### Data supplied ###
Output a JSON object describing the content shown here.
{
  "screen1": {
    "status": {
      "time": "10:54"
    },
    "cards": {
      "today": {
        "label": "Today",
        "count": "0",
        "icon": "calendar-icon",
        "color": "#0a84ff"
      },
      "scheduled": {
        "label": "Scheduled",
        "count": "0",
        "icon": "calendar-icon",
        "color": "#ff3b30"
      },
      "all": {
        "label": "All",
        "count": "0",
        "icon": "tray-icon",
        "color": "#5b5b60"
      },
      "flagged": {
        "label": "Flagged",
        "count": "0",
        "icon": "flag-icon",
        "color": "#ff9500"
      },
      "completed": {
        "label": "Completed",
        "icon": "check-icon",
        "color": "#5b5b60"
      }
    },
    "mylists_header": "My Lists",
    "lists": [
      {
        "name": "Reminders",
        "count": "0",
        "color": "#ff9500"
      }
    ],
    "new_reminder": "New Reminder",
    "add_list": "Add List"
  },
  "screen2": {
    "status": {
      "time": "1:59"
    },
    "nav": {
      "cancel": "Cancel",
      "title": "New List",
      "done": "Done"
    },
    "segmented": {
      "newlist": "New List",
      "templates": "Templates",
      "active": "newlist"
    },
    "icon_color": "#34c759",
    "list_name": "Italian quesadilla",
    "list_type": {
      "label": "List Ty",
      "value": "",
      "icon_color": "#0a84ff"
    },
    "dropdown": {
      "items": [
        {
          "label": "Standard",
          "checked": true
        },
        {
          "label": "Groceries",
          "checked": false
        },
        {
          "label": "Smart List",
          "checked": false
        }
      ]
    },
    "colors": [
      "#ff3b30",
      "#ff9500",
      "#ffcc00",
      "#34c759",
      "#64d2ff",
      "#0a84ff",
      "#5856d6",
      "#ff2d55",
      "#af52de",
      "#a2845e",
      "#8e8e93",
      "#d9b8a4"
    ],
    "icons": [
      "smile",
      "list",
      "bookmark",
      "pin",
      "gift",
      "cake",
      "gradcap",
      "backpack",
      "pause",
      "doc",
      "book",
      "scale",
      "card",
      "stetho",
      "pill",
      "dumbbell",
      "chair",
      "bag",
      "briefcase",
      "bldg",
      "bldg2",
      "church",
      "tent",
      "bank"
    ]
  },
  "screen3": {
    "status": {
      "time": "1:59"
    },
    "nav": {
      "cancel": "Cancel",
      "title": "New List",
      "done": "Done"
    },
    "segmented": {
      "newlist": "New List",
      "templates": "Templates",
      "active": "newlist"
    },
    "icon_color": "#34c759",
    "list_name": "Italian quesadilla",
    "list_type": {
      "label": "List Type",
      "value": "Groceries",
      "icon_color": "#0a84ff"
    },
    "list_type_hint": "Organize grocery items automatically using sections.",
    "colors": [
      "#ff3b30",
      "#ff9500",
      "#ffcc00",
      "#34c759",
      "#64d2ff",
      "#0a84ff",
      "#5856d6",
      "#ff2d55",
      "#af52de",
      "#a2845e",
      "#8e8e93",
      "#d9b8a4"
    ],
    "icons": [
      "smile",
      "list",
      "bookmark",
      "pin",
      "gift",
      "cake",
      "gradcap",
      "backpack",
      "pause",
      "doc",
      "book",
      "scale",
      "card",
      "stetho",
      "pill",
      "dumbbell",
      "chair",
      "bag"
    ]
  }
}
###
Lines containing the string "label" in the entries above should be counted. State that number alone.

| Task response |
10